--- PROBLEM REQUIREMENTS ---
Go through the lines below. Copy those with "mention".

[Start of Attachment]

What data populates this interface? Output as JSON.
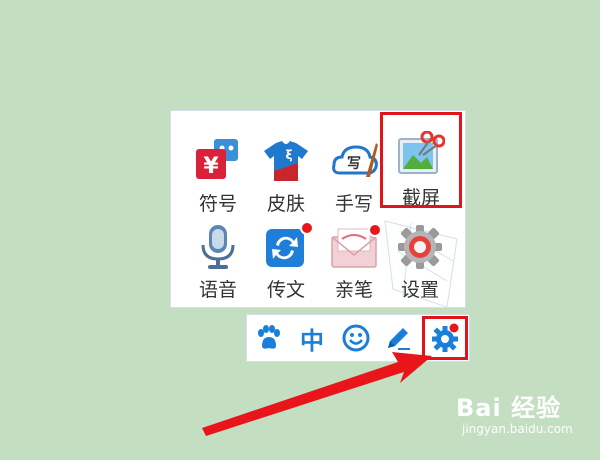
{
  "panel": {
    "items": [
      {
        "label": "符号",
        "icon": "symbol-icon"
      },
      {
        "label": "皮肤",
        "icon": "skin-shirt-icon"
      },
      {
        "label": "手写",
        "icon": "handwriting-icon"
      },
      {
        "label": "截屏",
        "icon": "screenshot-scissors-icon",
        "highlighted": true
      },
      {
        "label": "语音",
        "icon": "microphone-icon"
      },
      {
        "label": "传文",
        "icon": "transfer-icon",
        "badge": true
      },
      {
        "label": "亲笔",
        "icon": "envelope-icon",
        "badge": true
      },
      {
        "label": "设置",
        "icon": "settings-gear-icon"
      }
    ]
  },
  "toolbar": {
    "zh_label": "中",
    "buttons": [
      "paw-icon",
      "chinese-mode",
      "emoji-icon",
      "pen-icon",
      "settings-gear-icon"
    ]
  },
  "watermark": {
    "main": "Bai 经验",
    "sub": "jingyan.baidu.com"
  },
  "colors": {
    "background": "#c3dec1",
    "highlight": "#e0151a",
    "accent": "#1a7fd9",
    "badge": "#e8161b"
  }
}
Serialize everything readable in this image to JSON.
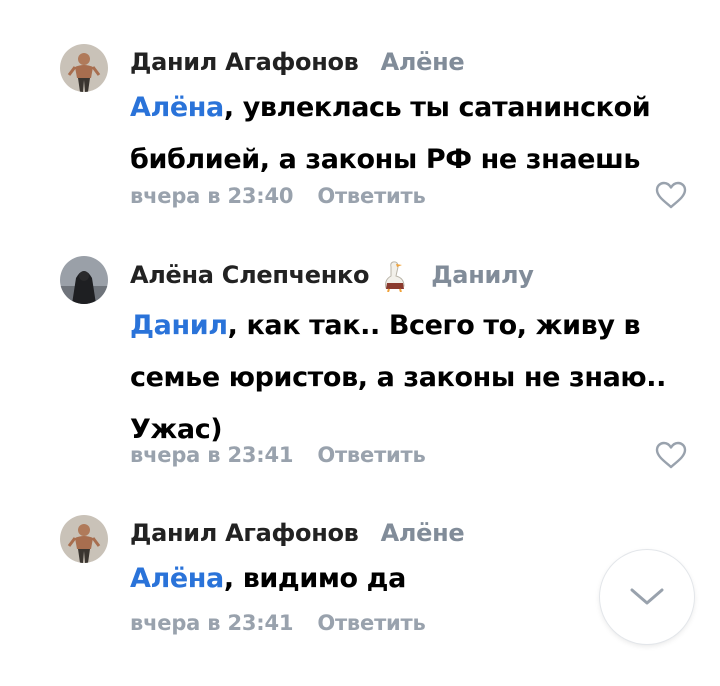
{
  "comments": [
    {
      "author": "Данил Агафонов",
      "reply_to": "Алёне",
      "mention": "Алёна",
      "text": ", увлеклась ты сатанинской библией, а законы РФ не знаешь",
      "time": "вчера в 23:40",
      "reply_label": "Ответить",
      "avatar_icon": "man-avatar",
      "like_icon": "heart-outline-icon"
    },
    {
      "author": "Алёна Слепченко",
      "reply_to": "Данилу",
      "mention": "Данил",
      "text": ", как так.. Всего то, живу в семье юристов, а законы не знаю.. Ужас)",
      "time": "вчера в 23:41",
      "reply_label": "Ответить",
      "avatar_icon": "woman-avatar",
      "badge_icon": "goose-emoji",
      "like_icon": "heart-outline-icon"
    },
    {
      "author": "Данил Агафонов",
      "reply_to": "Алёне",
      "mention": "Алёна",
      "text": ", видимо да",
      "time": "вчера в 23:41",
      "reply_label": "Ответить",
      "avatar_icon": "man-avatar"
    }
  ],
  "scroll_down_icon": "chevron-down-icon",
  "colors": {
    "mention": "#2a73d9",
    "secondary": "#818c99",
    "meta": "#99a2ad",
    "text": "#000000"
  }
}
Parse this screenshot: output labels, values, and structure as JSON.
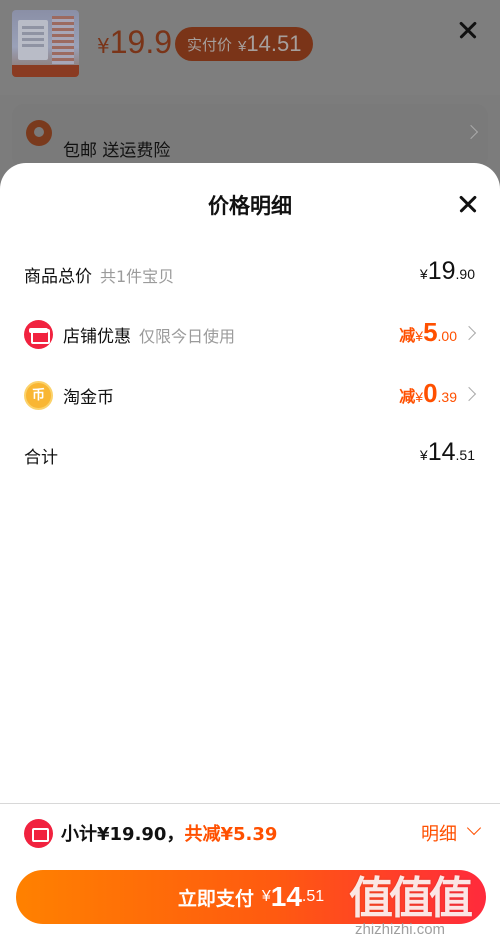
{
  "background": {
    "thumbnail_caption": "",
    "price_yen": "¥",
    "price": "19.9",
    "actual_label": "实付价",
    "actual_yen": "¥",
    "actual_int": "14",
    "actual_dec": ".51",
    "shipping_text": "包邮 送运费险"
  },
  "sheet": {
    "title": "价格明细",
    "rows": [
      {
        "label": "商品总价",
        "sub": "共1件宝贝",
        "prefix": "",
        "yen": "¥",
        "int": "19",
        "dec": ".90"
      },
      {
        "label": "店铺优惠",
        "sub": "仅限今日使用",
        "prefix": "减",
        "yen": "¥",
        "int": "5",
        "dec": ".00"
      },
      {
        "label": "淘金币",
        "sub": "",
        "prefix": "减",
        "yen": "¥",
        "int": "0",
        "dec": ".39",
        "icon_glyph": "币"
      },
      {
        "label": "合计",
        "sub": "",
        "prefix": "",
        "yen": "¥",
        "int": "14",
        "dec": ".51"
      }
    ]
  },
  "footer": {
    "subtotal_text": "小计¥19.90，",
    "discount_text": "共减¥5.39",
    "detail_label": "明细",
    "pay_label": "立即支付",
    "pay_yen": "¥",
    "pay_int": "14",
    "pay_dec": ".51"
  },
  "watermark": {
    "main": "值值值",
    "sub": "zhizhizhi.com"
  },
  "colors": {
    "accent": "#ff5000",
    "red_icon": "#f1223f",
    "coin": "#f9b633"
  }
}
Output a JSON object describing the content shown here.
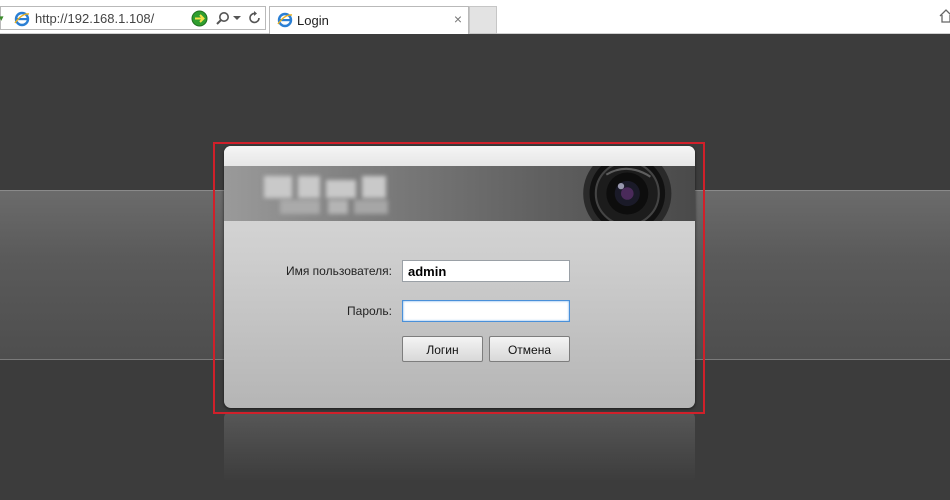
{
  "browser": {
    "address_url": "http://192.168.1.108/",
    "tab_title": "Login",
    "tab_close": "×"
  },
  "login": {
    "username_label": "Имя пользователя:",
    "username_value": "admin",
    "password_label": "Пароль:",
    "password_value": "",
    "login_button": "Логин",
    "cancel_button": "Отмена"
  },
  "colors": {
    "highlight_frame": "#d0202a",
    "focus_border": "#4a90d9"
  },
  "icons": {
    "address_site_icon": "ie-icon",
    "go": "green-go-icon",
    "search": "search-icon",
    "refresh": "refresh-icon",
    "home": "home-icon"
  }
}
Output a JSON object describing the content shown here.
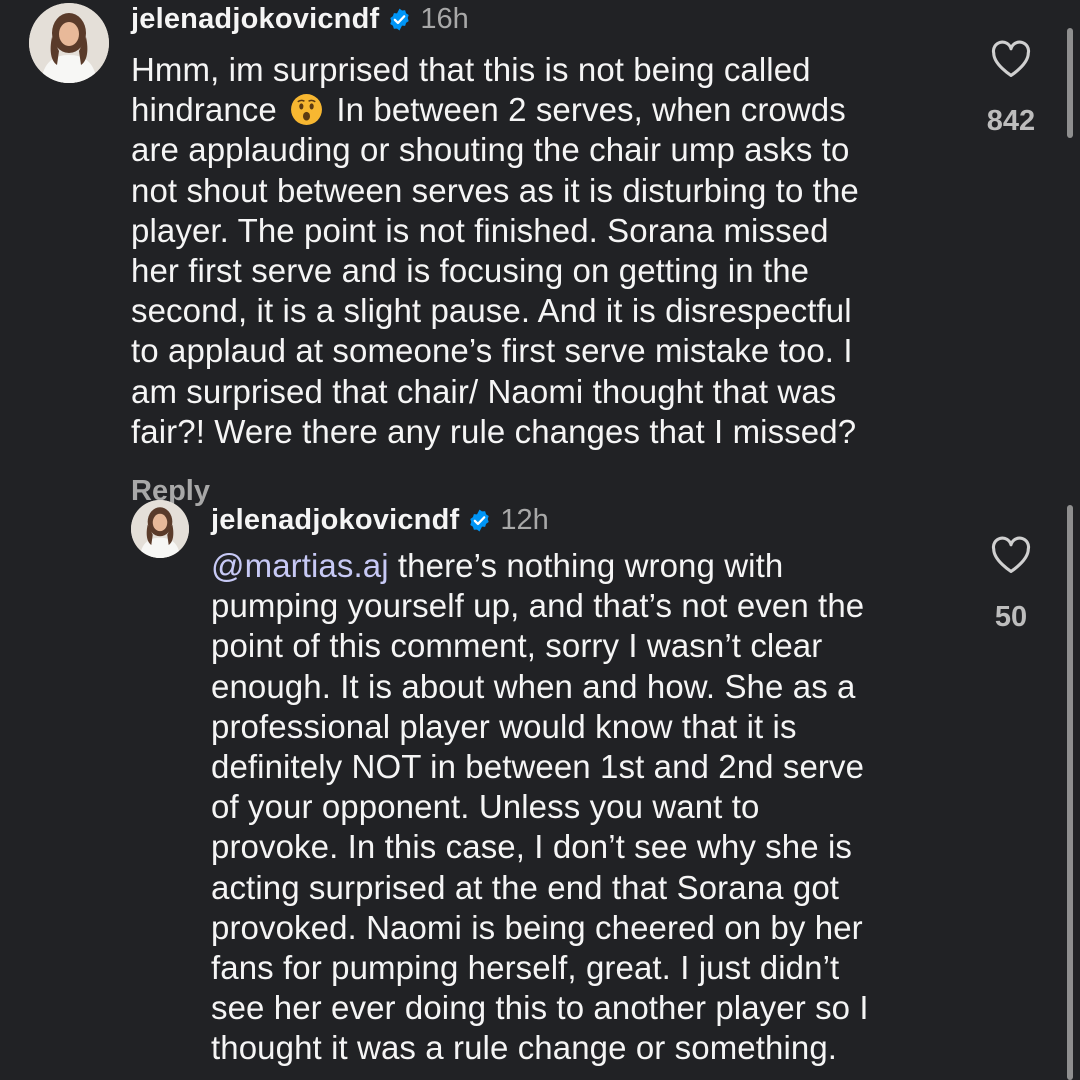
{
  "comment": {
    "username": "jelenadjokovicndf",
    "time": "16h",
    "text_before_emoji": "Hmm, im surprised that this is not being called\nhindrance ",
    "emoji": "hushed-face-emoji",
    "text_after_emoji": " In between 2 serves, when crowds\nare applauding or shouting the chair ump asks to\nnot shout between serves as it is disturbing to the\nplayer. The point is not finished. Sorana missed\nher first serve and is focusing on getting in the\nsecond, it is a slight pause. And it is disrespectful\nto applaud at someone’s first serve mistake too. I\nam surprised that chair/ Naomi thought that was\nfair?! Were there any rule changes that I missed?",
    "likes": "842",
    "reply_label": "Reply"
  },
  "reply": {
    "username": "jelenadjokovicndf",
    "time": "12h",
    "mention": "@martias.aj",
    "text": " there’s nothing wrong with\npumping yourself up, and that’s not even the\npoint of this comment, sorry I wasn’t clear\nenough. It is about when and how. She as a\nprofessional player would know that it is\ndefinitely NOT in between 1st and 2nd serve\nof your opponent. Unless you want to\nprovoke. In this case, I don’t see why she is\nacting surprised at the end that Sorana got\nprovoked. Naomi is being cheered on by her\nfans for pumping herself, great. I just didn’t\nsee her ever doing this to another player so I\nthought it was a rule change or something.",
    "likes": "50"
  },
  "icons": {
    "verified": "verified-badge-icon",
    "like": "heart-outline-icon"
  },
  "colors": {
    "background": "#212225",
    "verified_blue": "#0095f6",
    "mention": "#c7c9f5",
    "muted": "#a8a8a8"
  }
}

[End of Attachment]

--- EXPECTED OUTPUT ---
      "mention": "Алёна",
      "mention": "Данил",
      "mention": "Алёна",
    "mention": "#2a73d9",
    "mention": "@martias.aj",
    "mention": "#c7c9f5",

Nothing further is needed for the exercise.